The National Institutes of Health (NIH) has kicked off its Knockout Mouse Project (KOMP), a massive effort to delete over a third of the genes in the mouse genome. Today, the institute named four centers that together will receive nearly $50 million over 5 years to create mutant cell lines and mice. The resource is expected to provide researchers with a mouse mutant for whatever disease or development gene they want to study.
Three of the centers--Children's Hospital Oakland Research Institute in California, the School of Veterinary Medicine at the University of California (UC), Davis, and the Wellcome Trust Sanger Institute in Hinxton, U.K.--will work together to make about 5000 unique knockouts. The fourth center, Regeneron Pharmaceuticals in Tarrytown, New York, plans to generate about 3500 additional mutants using technology it has developed for its drug-discovery program. "NIH has picked some great people," says Marina Picciotto, a mouse researcher at Yale University.
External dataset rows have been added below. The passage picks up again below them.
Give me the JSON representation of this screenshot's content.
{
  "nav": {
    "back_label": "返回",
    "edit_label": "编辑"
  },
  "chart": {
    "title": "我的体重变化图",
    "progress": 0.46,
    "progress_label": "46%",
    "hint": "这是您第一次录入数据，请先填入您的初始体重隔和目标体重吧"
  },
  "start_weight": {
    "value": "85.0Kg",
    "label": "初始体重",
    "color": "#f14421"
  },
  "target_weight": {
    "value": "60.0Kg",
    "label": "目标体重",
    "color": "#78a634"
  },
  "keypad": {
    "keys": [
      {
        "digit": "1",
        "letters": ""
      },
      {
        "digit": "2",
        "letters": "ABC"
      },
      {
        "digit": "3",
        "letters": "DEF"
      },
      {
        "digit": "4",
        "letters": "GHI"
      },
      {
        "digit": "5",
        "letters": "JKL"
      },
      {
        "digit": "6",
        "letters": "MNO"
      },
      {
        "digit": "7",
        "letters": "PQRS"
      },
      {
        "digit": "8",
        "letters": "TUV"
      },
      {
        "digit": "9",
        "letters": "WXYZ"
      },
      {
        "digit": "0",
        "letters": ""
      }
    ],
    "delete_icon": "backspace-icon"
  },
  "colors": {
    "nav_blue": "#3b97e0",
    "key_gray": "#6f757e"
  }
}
The NIH program is part of a global endeavor to knock out every gene in the mouse genome (Science, 30 June, p. 1862). In January, Europe and Canada embarked on the European Conditional Mouse Mutagenesis Program (EUCOMM) and the North American Conditional Mouse Mutagenesis Project, respectively, which have a combined goal of creating more than 30,000 knockouts in embryonic stem cells. China has plans for a similar resource. Mice and humans share similarity in some 25,000 genes, yet to date only about 11,000 different knockouts have been made. By coordinating their efforts, the projects hope to close this gap.
The Sanger Institute is also one of the leaders of the EUCOMM effort, but Sanger Director Allan Bradley says there will be no overlap between the two programs. "KOMP and EUCOMM researchers will be working side by side, but they'll each be targeting a different set of genes," he says.
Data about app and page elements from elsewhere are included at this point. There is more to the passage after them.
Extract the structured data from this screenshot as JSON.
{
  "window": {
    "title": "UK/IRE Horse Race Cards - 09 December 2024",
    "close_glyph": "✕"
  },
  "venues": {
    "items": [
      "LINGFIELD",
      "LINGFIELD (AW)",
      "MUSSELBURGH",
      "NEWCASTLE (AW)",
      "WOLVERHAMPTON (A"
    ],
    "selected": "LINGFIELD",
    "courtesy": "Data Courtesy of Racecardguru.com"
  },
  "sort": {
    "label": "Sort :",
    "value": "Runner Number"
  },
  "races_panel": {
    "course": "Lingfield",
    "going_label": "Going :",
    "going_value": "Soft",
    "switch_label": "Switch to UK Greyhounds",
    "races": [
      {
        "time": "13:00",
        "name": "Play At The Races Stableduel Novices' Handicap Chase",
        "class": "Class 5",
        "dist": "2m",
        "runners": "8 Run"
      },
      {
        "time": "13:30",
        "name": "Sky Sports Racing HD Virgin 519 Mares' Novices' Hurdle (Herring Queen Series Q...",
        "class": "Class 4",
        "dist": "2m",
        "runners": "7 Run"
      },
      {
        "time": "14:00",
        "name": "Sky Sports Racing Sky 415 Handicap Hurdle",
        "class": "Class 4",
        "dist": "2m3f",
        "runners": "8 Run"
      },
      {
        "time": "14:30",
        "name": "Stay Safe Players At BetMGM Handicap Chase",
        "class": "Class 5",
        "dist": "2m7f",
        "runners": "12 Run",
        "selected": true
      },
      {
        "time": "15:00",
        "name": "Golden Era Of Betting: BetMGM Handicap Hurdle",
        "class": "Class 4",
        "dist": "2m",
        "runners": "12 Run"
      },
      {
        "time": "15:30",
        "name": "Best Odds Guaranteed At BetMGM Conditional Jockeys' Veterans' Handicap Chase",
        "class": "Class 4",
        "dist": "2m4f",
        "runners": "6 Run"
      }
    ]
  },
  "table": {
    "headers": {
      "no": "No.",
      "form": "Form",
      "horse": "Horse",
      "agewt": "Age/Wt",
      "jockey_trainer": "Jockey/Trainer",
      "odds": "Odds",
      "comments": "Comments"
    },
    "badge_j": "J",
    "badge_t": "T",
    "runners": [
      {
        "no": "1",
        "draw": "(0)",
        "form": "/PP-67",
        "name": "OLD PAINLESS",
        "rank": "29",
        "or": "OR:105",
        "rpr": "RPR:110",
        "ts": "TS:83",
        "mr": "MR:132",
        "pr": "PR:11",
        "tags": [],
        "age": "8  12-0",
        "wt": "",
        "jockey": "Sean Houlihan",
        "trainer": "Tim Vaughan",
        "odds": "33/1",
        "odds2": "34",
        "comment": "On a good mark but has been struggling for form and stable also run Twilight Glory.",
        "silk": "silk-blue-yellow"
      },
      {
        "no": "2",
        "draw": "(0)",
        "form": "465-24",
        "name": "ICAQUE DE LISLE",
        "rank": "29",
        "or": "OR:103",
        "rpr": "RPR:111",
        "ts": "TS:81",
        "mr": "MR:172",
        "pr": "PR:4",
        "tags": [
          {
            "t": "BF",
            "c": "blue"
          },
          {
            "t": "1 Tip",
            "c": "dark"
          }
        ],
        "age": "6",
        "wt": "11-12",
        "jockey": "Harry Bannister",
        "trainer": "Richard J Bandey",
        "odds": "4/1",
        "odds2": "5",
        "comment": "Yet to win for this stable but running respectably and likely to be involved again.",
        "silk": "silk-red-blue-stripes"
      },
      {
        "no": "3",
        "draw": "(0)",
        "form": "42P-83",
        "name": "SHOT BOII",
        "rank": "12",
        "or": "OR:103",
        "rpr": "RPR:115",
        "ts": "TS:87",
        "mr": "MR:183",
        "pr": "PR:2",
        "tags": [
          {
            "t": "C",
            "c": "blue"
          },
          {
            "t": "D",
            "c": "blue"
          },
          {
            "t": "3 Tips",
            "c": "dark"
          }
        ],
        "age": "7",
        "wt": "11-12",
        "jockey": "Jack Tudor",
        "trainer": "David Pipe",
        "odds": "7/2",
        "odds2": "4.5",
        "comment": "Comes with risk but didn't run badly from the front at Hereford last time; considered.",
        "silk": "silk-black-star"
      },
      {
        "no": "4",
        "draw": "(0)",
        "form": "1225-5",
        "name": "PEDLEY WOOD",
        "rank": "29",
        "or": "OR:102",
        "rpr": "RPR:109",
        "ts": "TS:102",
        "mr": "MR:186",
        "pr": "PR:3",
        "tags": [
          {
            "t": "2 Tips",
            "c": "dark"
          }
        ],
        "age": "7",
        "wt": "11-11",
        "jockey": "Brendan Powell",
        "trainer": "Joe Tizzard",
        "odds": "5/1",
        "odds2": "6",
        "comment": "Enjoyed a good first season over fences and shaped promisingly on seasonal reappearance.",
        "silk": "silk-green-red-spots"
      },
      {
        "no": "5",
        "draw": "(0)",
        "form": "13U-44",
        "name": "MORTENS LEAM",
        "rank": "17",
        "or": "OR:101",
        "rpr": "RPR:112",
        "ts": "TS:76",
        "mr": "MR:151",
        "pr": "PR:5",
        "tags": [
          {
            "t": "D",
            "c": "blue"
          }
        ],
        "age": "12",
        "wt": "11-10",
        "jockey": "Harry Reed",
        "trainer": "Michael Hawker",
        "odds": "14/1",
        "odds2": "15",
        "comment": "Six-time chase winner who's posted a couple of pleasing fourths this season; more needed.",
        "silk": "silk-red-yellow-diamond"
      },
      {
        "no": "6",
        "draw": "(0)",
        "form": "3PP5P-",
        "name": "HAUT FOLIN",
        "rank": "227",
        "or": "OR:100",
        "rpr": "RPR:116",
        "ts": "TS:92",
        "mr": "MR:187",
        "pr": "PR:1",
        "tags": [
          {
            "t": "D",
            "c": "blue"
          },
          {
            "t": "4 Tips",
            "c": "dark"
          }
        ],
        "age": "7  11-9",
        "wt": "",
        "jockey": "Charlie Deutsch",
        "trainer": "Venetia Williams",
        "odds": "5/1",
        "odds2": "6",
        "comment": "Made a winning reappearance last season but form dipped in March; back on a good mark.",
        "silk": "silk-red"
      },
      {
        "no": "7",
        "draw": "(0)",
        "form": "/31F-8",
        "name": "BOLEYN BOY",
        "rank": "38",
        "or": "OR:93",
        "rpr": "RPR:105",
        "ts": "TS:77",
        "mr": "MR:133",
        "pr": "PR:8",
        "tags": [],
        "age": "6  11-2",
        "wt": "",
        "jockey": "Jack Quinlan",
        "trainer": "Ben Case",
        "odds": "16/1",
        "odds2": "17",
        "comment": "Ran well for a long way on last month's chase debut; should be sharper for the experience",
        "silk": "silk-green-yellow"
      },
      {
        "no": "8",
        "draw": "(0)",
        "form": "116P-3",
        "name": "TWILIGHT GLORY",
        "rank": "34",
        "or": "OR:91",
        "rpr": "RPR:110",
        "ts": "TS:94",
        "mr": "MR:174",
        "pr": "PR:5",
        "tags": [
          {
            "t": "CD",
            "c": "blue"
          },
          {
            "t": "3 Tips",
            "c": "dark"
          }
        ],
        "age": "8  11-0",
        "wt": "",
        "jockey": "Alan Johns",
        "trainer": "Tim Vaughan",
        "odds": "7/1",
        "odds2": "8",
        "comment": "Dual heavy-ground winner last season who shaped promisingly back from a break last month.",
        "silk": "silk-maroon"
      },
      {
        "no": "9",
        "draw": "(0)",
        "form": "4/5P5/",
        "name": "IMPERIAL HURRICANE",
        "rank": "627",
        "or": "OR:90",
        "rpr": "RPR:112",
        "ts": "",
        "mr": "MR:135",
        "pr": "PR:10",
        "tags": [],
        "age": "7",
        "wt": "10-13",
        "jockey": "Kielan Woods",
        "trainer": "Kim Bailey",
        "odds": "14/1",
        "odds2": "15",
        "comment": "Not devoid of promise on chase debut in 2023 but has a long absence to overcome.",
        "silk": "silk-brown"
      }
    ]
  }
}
Just which genes KOMP will go after will be decided by the Jackson Laboratory in Bar Harbor, Maine, which has received $2.5 million to help coordinate the project. Another $2.5 million will go to the University of Pennsylvania in Philadelphia and the Mount Sinai Hospital in Toronto to improve the performance of the reagents used by the KOMP centers.
Researchers should begin reaping KOMP's benefits in 6 to 9 months, says program director Colin Fletcher, when they can start ordering materials from Regeneron and UC Davis to make their own knockout mice. By next fall, he says, NIH will have set up one or more distribution centers that will quickly get knockouts into the hands of researchers who need them.
"That's going to save investigators lots of money and time and greatly accelerate the pace of mouse research," says M. Celeste Simon, a mouse researcher at the University of Pennsylvania Cancer Center. "It's a very wise investment for NIH."